A new layer in the human cornea—discovered by researchers at The University of Nottingham last year—plays a vital role in the structure of the tissue that controls the flow of fluid from the eye, research has shown.
The findings, published in a paper in the British Journal of Ophthalmology, could shed new light on glaucoma, a devastating disease caused by defective drainage of fluid from the eye and the world’s second leading cause of blindness.
The latest research shows that the new layer, dubbed Dua’s Layer after the academic Professor Harminder Dua who discovered it, makes an important contribution to the sieve-like meshwork, the trabecular meshwork (TM), in the periphery of the cornea.
The TM is a wedge-shaped band of tissue that extends along the circumference of the angle of the anterior chamber of the eye. It is made of beams of collagen wrapped in a basement membrane to which trabecular cells and endothelial cells attach. The beams branch out randomly to form a ‘meshwork’.
Optic nerve damage
Pressure within the eye is maintained by the balance of aqueous fluid production by eye tissue called the ciliary body and drainage principally through the TM to the canal of Schlemm, a circular channel in the angle of the eye.

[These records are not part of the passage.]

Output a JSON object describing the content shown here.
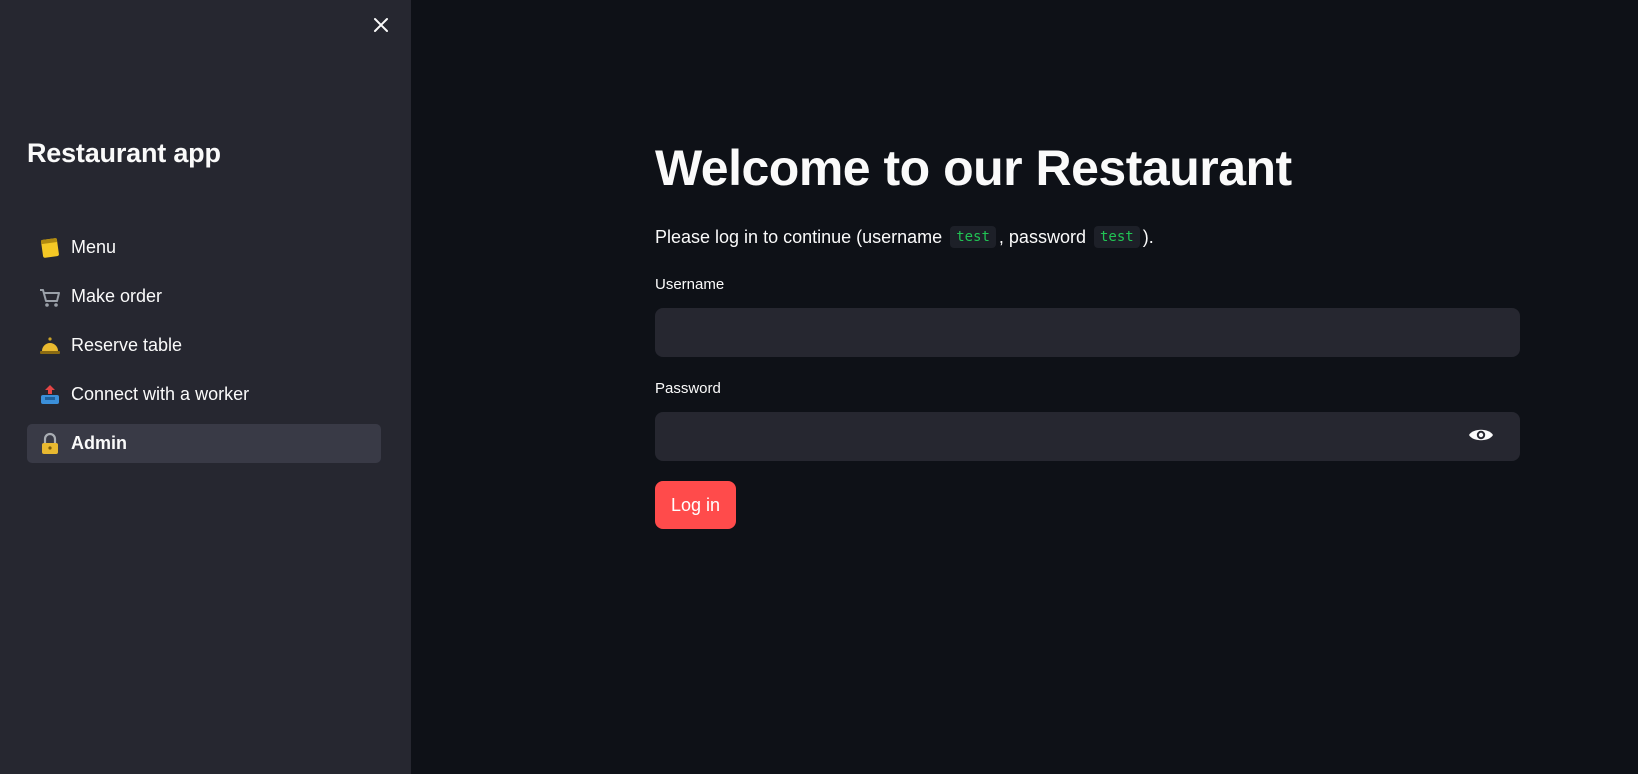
{
  "sidebar": {
    "title": "Restaurant app",
    "close_icon": "close-icon",
    "items": [
      {
        "label": "Menu",
        "icon": "notepad-icon",
        "active": false
      },
      {
        "label": "Make order",
        "icon": "shopping-cart-icon",
        "active": false
      },
      {
        "label": "Reserve table",
        "icon": "bellhop-bell-icon",
        "active": false
      },
      {
        "label": "Connect with a worker",
        "icon": "outbox-tray-icon",
        "active": false
      },
      {
        "label": "Admin",
        "icon": "lock-icon",
        "active": true
      }
    ]
  },
  "main": {
    "heading": "Welcome to our Restaurant",
    "intro": {
      "part1": "Please log in to continue (username",
      "username_code": "test",
      "part2": ", password",
      "password_code": "test",
      "part3": ")."
    },
    "username": {
      "label": "Username",
      "value": "",
      "placeholder": ""
    },
    "password": {
      "label": "Password",
      "value": "",
      "placeholder": "",
      "toggle_icon": "eye-icon"
    },
    "login_button": "Log in"
  },
  "colors": {
    "sidebar_bg": "#262730",
    "main_bg": "#0e1117",
    "input_bg": "#262730",
    "active_item_bg": "#393a46",
    "primary_button": "#ff4b4b",
    "code_text": "#21c354"
  }
}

Defective drainage through the TM is an important cause of glaucoma, a condition that leads to raised pressure in the eye that can permanently affect sight. Around 1 to 2% of the world’s population yearly have chronic glaucoma and globally around 45 million people have open angle glaucoma which can permanently damage the optic nerve—10% of whom are blind.
The latest research by Professor Dua and colleagues in Academic Ophthalmology at The University of Nottingham sheds new light on the basic anatomy of Dua’s Layer, which is just 15 microns thick but incredibly tough. Comprised of thin plates of collagen, it sits at the back of the cornea between the corneal stroma and Descemet’s membrane.

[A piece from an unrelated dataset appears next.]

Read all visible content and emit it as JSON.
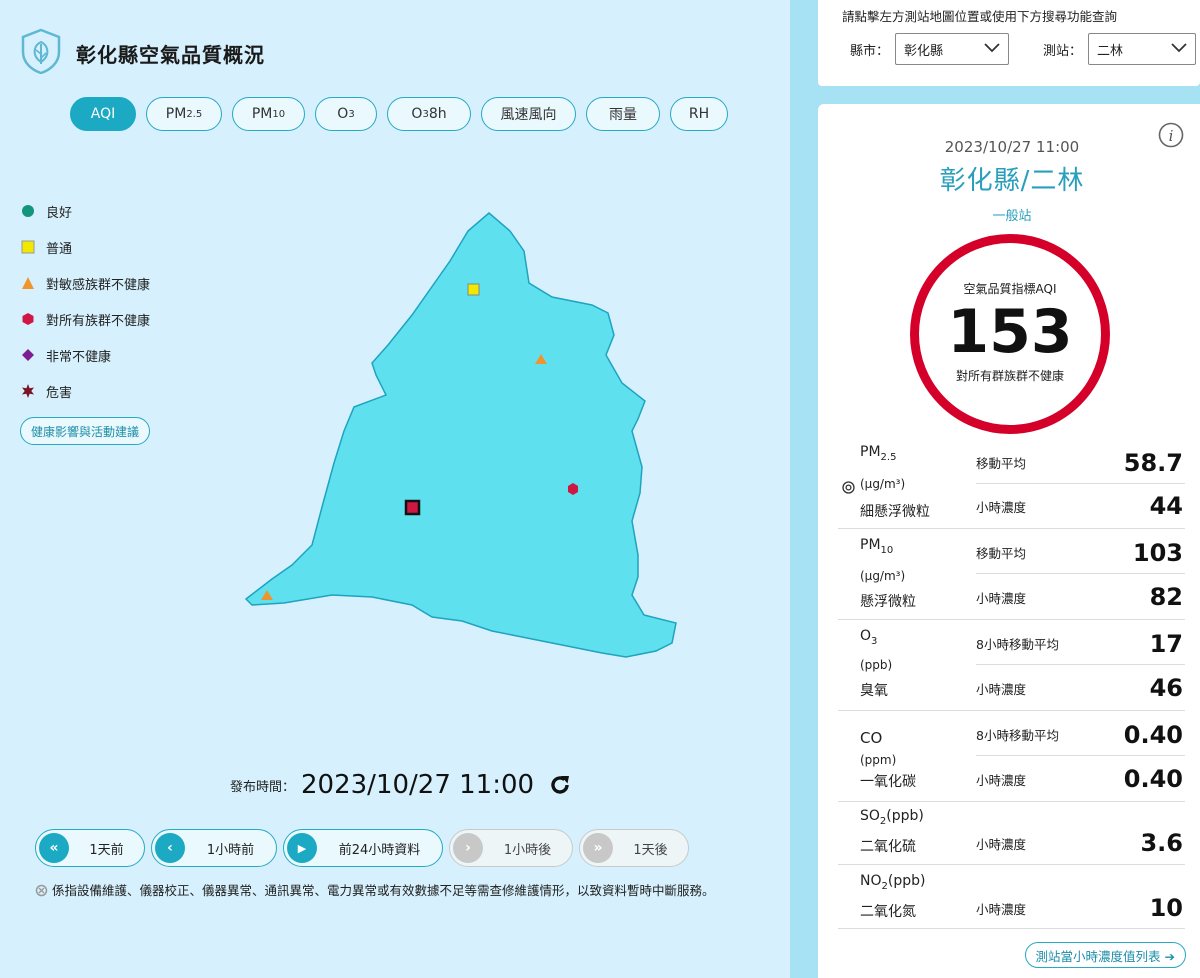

By examining human donor eyes using electron microscopy, the researchers were able to look at Dua’s Layer beyond the central part of the cornea to shed more light on its features at the extreme periphery of the cornea. They discovered that the collagen fibers of Dua’s Layer also branch out to form a meshwork and that the core of TM is in fact an extension of Dua’s Layer.
It is hoped the discovery will offer new clues on why the drainage system malfunctions in the eyes of some people, leading to high pressure.
Professor Dua said: “Many surgeons who perform lamellar corneal transplant recognise this layer as an important part of the surgical anatomy of the cornea. This new finding resulting from a study of the microanatomy of the periphery of the layer could have significance beyond corneal surgery.”
Source: University of Nottingham